  11. What does "massive problems" mean? Can you be more specific? People have reported that HDMI sound worked with NanoPC T4 but that the headphone jack did not work. Are you trying to use the headphone jack? I can't help you with pulseaudio or alsa install. But I think that the issue with the headphones jack is with alsa mixer settings. I have headphones working on NanoPC T4 now. Maybe the fix is the same for M4.
  12. Hi Destmaster, Sorry about the delay. I've been away. I would check the startup log for relevant messages by running `dmesg`. If you have compiled any loadable kernel modules, check that they are being loaded by running `lsmod`. It would make it easier for people to help if you say exactly what you edited in the dtb. This is a good talk if you haven't seen it: https://www.youtube.com/watch?v=kb1yAt9d2k8 (ASoC: Supporting Audio on an Embedded Board, Alexandre Belloni). A a bunch of troubleshooting suggestions are given near the end. As for device tree overlays: overlays are something you can copy to your /boot dir without having to recompile the base .dtb (and potentially they will keep working after you upgrade Armbian). However I'm not 100% sure how device tree overlays are selected on Armbian (try searching the forum). Here are some links: Add an I2S mic using device tree overlay (on raspi) https://source.android.com/devices/architecture/dto A google search will give a bunch of tutorials and info on device tree overlays.
  13. Same problem with `make scripts` with linux-headers-4.4.174-rk3399 Patching net/Kconfig also works around the issue. Thanks.

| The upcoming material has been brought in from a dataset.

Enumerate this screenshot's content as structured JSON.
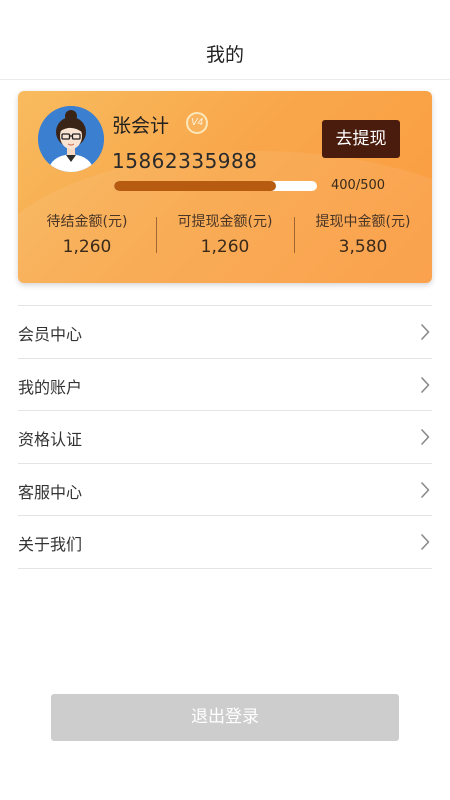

  14. As far as I can tell, many, if not all, targets generate an identical postinst script for the linux-headers package by patching scripts/package/builddeb. A search of the Armbian build repo for "Compiling headers - please wait" produces 33 code results. This means that improving the postinst script (for example, as discussed here) requires updating 33 patch files. I'd be happy to help improve the situation, but I'm unsure how to proceed. Could we have a global postinst script for the linux-headers package, and somehow copy it into place? or must we use a patch file?